“Sometimes it’s even hard for me to describe my trip to Colombia,” said Maria. “And the best way I can tell you about it is just showing you it, through all my pictures, through all my video.”
This year, Maria went back to Colombia without me. When I asked her what moment stood out the most she said it was when two girls, Eliza and Maria,(it seems all the best people are named Maria) showed her Polaroids I’d given them on my first trip to Colombia.
“One of my favorite moments of this year was when Eliza and Maria still had the Polaroids that you had given them three years ago,” Maria said. “To me a picture means everything. They saved them. They still had them.”
As I reach back now, trying to convey what its like to be there, I find myself falling short. The right word doesn’t exists to describe how beautiful, yet heart wrenching it is to see the pictures of Maria and Eliza. Where my words fail to convey how it feels to see a child’s reflections in a dirty puddle on a trash-strewn street or the way a single ray of sun shining through the trees can light up their faces, Maria’s pictures are there. I look at them and I’m right back in Colombia.
And the best part is her pictures and videos take people who haven’t gone there too. Looking at her pictures it’s impossible to not want to help these kids. Not because you see them and pity the children, but because you see them and instantly recognize a common human bond too strong to ignore. I look at her work and I know she’s surpassed me. My little sister is a storyteller. She’s an amazing, world changing storyteller. If you think I’m biased take a look at this video she produced about her experience on the trip.
“Through this video I don’t even think translations are necessary,” said Maria. “If someone is speaking Spanish hopefully with how I portray the image enough you can understand it. The same with English. If someone Spanish is watching it they’ll be able to understand it even without understanding the words.”
Maria will tell you herself that words aren’t her thing, but her videos and photos make them superfluous anyhow. The kids Maria and I have worked with have stories so different from our own, but she’s not just showing you children living in poverty in South America. She’s telling a story about love and hope. It’s a story about families who want what so many here in America want, an opportunity at a better life. It’s a story that can be told in Spanish and English or through a few stunning photos, because it’s more about what we have in common and can share with each other, than what makes us different.
“I created some of the most beautiful memories that I’ll have for the rest of my life,” said Maria. “When ever I look back at each picture of each child I can think back on every single moment I have with them and I know they feel the same way.”
Through stories we’re going to change the world. Z Productions is in our future. The details aren’t too clear, but we already have the family Z tattoos so the rest of it kind just seems downhill from here.
So to my little ria,
Your work inspires me everyday. I know your photos and videos will continue to inspire others as well, to make the world a better place. I could not be more proud of the storyteller you’ve become.
Love you always,

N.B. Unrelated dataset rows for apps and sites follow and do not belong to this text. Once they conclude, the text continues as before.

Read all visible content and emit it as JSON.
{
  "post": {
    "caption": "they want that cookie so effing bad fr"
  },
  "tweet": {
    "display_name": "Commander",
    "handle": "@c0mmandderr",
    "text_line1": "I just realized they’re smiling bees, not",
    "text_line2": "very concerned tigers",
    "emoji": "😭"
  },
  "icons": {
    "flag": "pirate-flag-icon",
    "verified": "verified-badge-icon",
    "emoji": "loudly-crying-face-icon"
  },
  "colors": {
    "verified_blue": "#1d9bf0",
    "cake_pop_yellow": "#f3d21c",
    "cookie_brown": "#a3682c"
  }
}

Women Working to Do Good is a series that Hello Giggles and the White House have been collaborating on. We will bring you stories of women in communities across the United States who we think are stars in their own right. Whether they are young entrepreneurs, active community organizers, or making a difference in a single life or community, we think these women are amazing and want to share their stories with you! Each story will also be featured on the White House blog, and we are working together to bring more strong female role models to the forefront.
If there is a woman in your community who you think should be honored in this series, email us at firstname.lastname@example.org!